**BRIEF:** Without changing a character, return the entries, but not the images they hold.

**INPUT DATA:**
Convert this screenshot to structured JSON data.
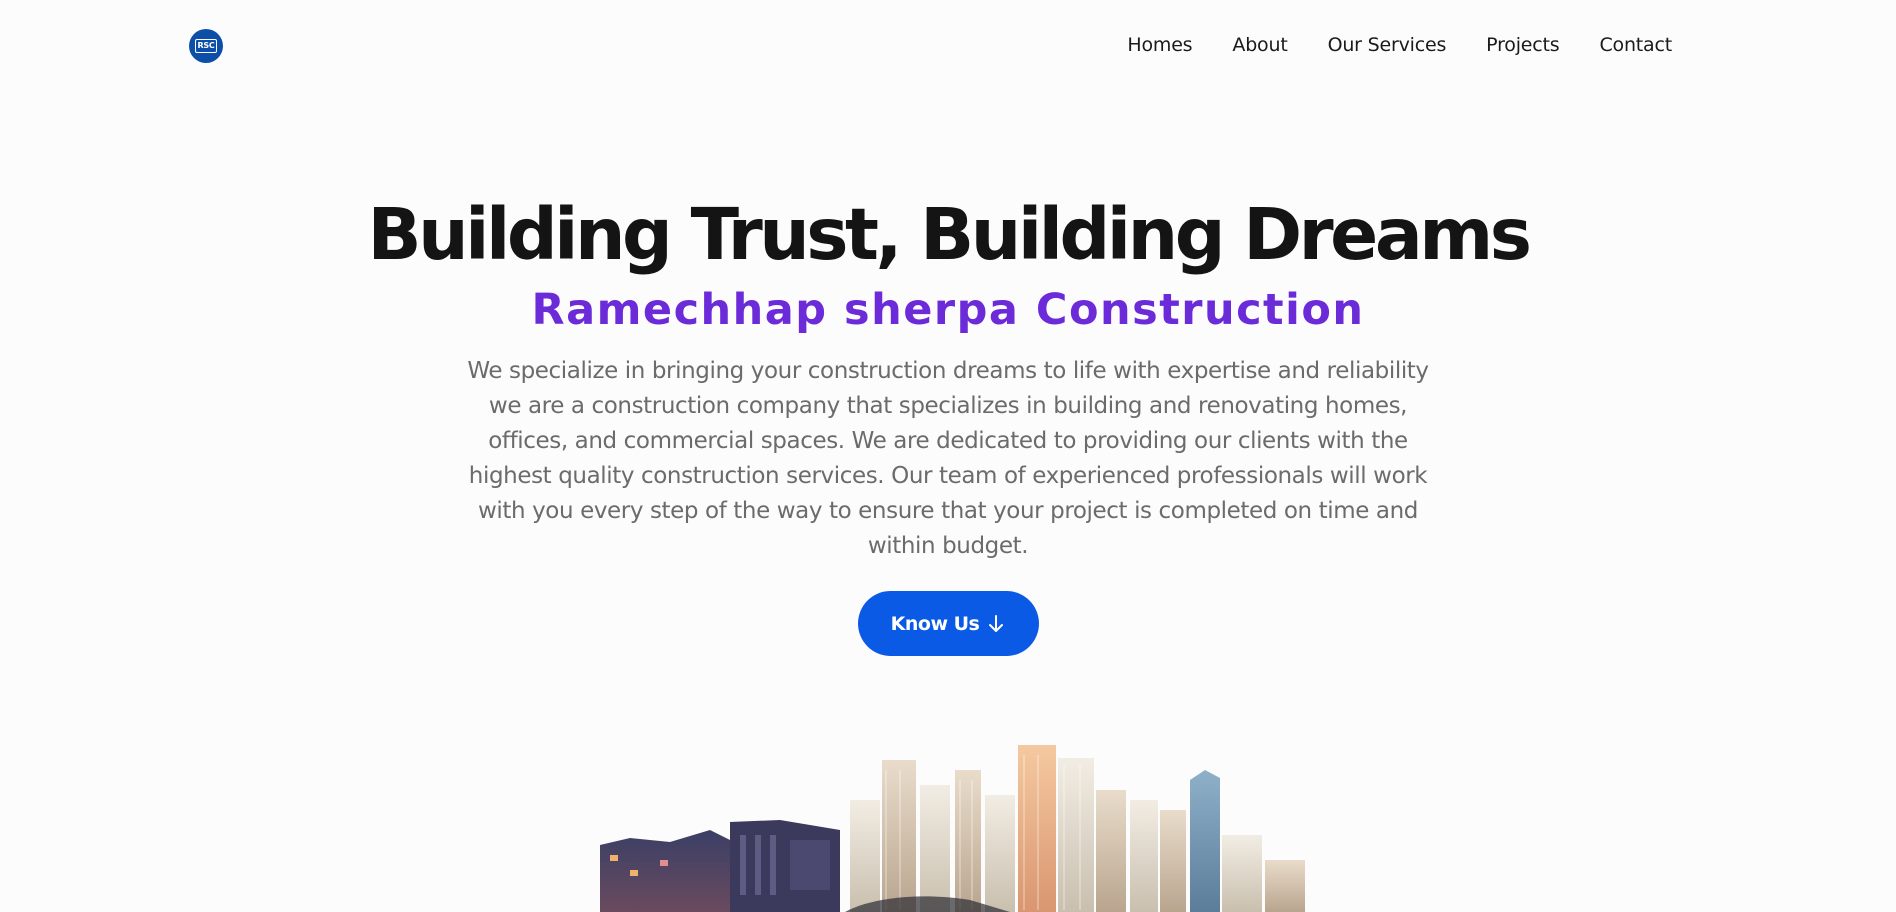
{
  "header": {
    "logo_text": "RSC",
    "nav": [
      {
        "label": "Homes"
      },
      {
        "label": "About"
      },
      {
        "label": "Our Services"
      },
      {
        "label": "Projects"
      },
      {
        "label": "Contact"
      }
    ]
  },
  "hero": {
    "title": "Building Trust, Building Dreams",
    "subtitle": "Ramechhap sherpa Construction",
    "description": "We specialize in bringing your construction dreams to life with expertise and reliability we are a construction company that specializes in building and renovating homes, offices, and commercial spaces. We are dedicated to providing our clients with the highest quality construction services. Our team of experienced professionals will work with you every step of the way to ensure that your project is completed on time and within budget.",
    "cta_label": "Know Us",
    "cta_icon": "arrow-down-icon"
  },
  "illustration": {
    "icon": "city-skyline-image"
  },
  "colors": {
    "accent": "#6b2bd9",
    "button": "#0a5ae6",
    "logo": "#0d4fa8"
  }
}
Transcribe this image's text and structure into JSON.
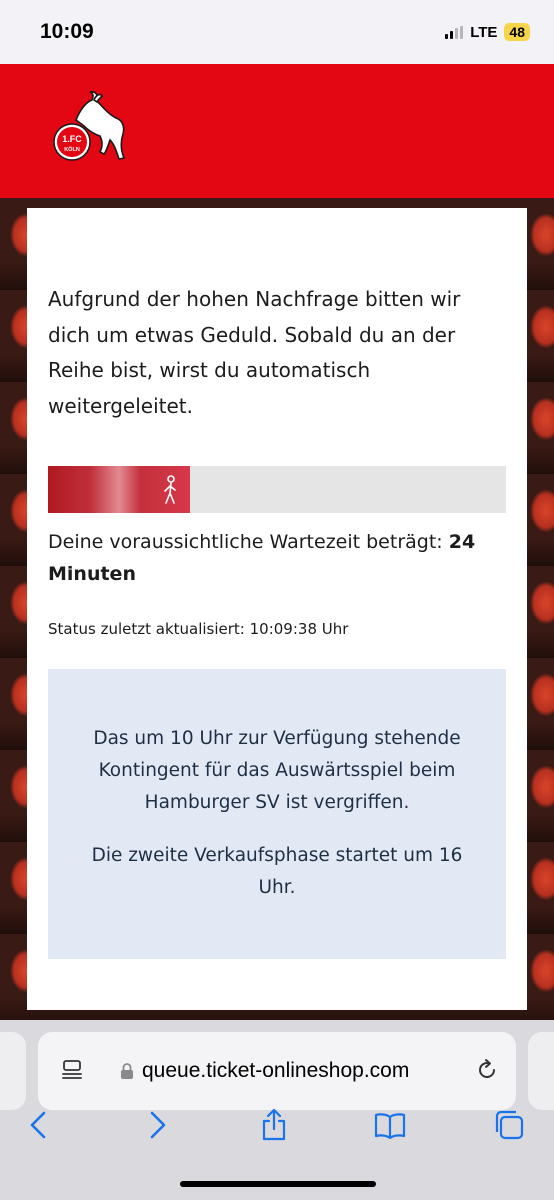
{
  "status_bar": {
    "time": "10:09",
    "network": "LTE",
    "battery": "48"
  },
  "header": {
    "logo_text_top": "1.FC",
    "logo_text_bottom": "KÖLN",
    "brand_color": "#e30613"
  },
  "queue": {
    "intro": "Aufgrund der hohen Nachfrage bitten wir dich um etwas Geduld. Sobald du an der Reihe bist, wirst du automatisch weitergeleitet.",
    "progress": 0.31,
    "wait_prefix": "Deine voraussichtliche Wartezeit beträgt: ",
    "wait_value": "24 Minuten",
    "status": "Status zuletzt aktualisiert: 10:09:38 Uhr",
    "info_paragraph_1": "Das um 10 Uhr zur Verfügung stehende Kontingent für das Auswärtsspiel beim Hamburger SV ist vergriffen.",
    "info_paragraph_2": "Die zweite Verkaufsphase startet um 16 Uhr."
  },
  "browser": {
    "url": "queue.ticket-onlineshop.com",
    "accent_color": "#1a73e8"
  }
}
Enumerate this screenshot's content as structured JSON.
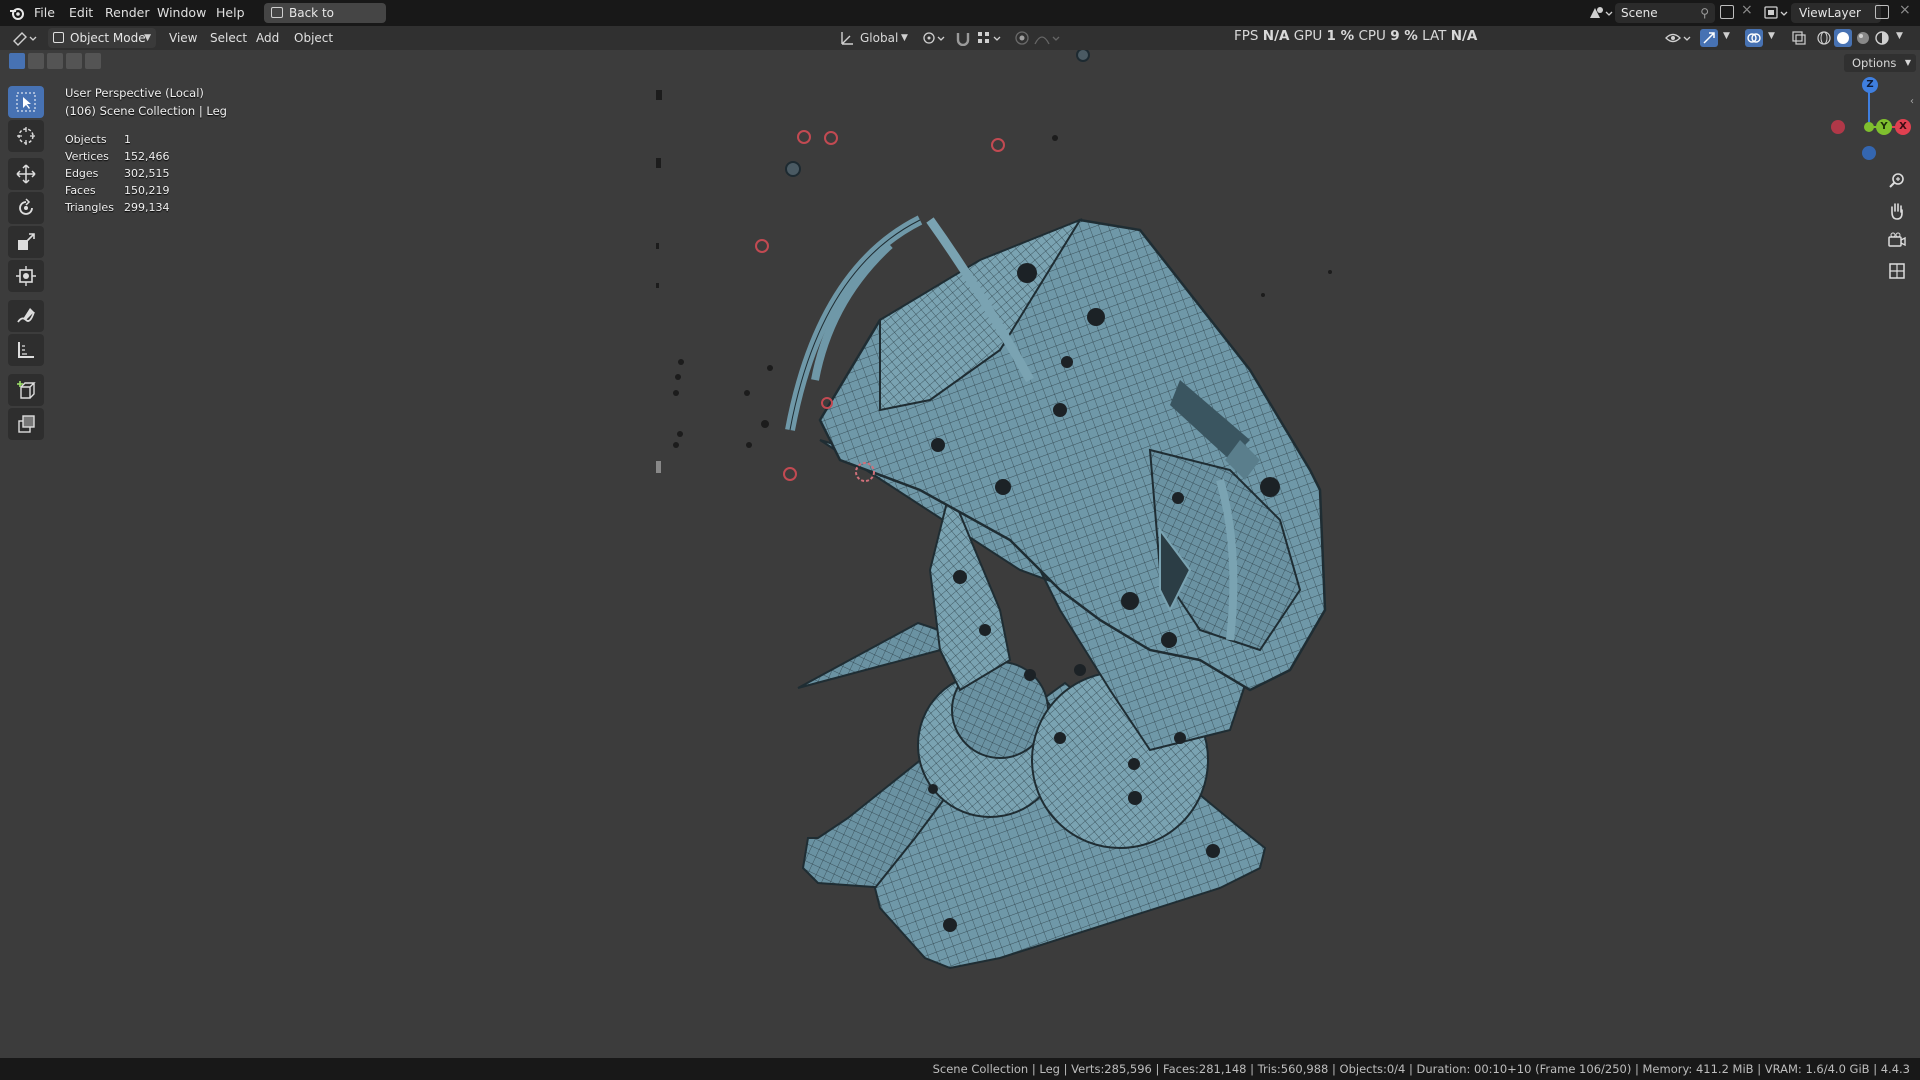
{
  "menu": {
    "file": "File",
    "edit": "Edit",
    "render": "Render",
    "window": "Window",
    "help": "Help",
    "back_to_previous": "Back to Previous"
  },
  "scene_field": "Scene",
  "view_layer_field": "ViewLayer",
  "header": {
    "mode": "Object Mode",
    "view": "View",
    "select": "Select",
    "add": "Add",
    "object": "Object",
    "transform_orientation": "Global",
    "options": "Options"
  },
  "perf": {
    "fps_label": "FPS",
    "fps": "N/A",
    "gpu_label": "GPU",
    "gpu": "1 %",
    "cpu_label": "CPU",
    "cpu": "9 %",
    "lat_label": "LAT",
    "lat": "N/A"
  },
  "viewport_info": {
    "view_name": "User Perspective (Local)",
    "collection": "(106) Scene Collection | Leg"
  },
  "stats": [
    {
      "label": "Objects",
      "value": "1"
    },
    {
      "label": "Vertices",
      "value": "152,466"
    },
    {
      "label": "Edges",
      "value": "302,515"
    },
    {
      "label": "Faces",
      "value": "150,219"
    },
    {
      "label": "Triangles",
      "value": "299,134"
    }
  ],
  "gizmo": {
    "z": "Z",
    "y": "Y",
    "x": "X"
  },
  "status": "Scene Collection | Leg | Verts:285,596 | Faces:281,148 | Tris:560,988 | Objects:0/4 | Duration: 00:10+10 (Frame 106/250) | Memory: 411.2 MiB | VRAM: 1.6/4.0 GiB | 4.4.3",
  "colors": {
    "accent": "#4772b3",
    "mesh": "#6f98a8",
    "wire": "#2a3c44",
    "x_axis": "#e04050",
    "y_axis": "#7fbf2e",
    "z_axis": "#3f7fe0"
  },
  "icons": [
    "blender-logo-icon",
    "select-box-icon",
    "cursor-icon",
    "move-icon",
    "rotate-icon",
    "scale-icon",
    "transform-icon",
    "annotate-icon",
    "measure-icon",
    "add-cube-icon",
    "extrude-icon",
    "zoom-icon",
    "hand-pan-icon",
    "camera-icon",
    "grid-view-icon"
  ]
}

**REPLY:**
Convert this screenshot to structured JSON data.
{
  "header": {
    "logo_text": "RSC",
    "nav": [
      {
        "label": "Homes"
      },
      {
        "label": "About"
      },
      {
        "label": "Our Services"
      },
      {
        "label": "Projects"
      },
      {
        "label": "Contact"
      }
    ]
  },
  "hero": {
    "title": "Building Trust, Building Dreams",
    "subtitle": "Ramechhap sherpa Construction",
    "description": "We specialize in bringing your construction dreams to life with expertise and reliability we are a construction company that specializes in building and renovating homes, offices, and commercial spaces. We are dedicated to providing our clients with the highest quality construction services. Our team of experienced professionals will work with you every step of the way to ensure that your project is completed on time and within budget.",
    "cta_label": "Know Us",
    "cta_icon": "arrow-down-icon"
  },
  "illustration": {
    "icon": "city-skyline-image"
  },
  "colors": {
    "accent": "#6b2bd9",
    "button": "#0a5ae6",
    "logo": "#0d4fa8"
  }
}
Transcribe this image's text and structure into JSON.
{
  "status_bar": {
    "time": "10:09",
    "network": "LTE",
    "battery": "48"
  },
  "header": {
    "logo_text_top": "1.FC",
    "logo_text_bottom": "KÖLN",
    "brand_color": "#e30613"
  },
  "queue": {
    "intro": "Aufgrund der hohen Nachfrage bitten wir dich um etwas Geduld. Sobald du an der Reihe bist, wirst du automatisch weitergeleitet.",
    "progress": 0.31,
    "wait_prefix": "Deine voraussichtliche Wartezeit beträgt: ",
    "wait_value": "24 Minuten",
    "status": "Status zuletzt aktualisiert: 10:09:38 Uhr",
    "info_paragraph_1": "Das um 10 Uhr zur Verfügung stehende Kontingent für das Auswärtsspiel beim Hamburger SV ist vergriffen.",
    "info_paragraph_2": "Die zweite Verkaufsphase startet um 16 Uhr."
  },
  "browser": {
    "url": "queue.ticket-onlineshop.com",
    "accent_color": "#1a73e8"
  }
}
Enumerate this screenshot's content as structured JSON.
{
  "menu": {
    "file": "File",
    "edit": "Edit",
    "render": "Render",
    "window": "Window",
    "help": "Help",
    "back_to_previous": "Back to Previous"
  },
  "scene_field": "Scene",
  "view_layer_field": "ViewLayer",
  "header": {
    "mode": "Object Mode",
    "view": "View",
    "select": "Select",
    "add": "Add",
    "object": "Object",
    "transform_orientation": "Global",
    "options": "Options"
  },
  "perf": {
    "fps_label": "FPS",
    "fps": "N/A",
    "gpu_label": "GPU",
    "gpu": "1 %",
    "cpu_label": "CPU",
    "cpu": "9 %",
    "lat_label": "LAT",
    "lat": "N/A"
  },
  "viewport_info": {
    "view_name": "User Perspective (Local)",
    "collection": "(106) Scene Collection | Leg"
  },
  "stats": [
    {
      "label": "Objects",
      "value": "1"
    },
    {
      "label": "Vertices",
      "value": "152,466"
    },
    {
      "label": "Edges",
      "value": "302,515"
    },
    {
      "label": "Faces",
      "value": "150,219"
    },
    {
      "label": "Triangles",
      "value": "299,134"
    }
  ],
  "gizmo": {
    "z": "Z",
    "y": "Y",
    "x": "X"
  },
  "status": "Scene Collection | Leg | Verts:285,596 | Faces:281,148 | Tris:560,988 | Objects:0/4 | Duration: 00:10+10 (Frame 106/250) | Memory: 411.2 MiB | VRAM: 1.6/4.0 GiB | 4.4.3",
  "colors": {
    "accent": "#4772b3",
    "mesh": "#6f98a8",
    "wire": "#2a3c44",
    "x_axis": "#e04050",
    "y_axis": "#7fbf2e",
    "z_axis": "#3f7fe0"
  },
  "icons": [
    "blender-logo-icon",
    "select-box-icon",
    "cursor-icon",
    "move-icon",
    "rotate-icon",
    "scale-icon",
    "transform-icon",
    "annotate-icon",
    "measure-icon",
    "add-cube-icon",
    "extrude-icon",
    "zoom-icon",
    "hand-pan-icon",
    "camera-icon",
    "grid-view-icon"
  ]
}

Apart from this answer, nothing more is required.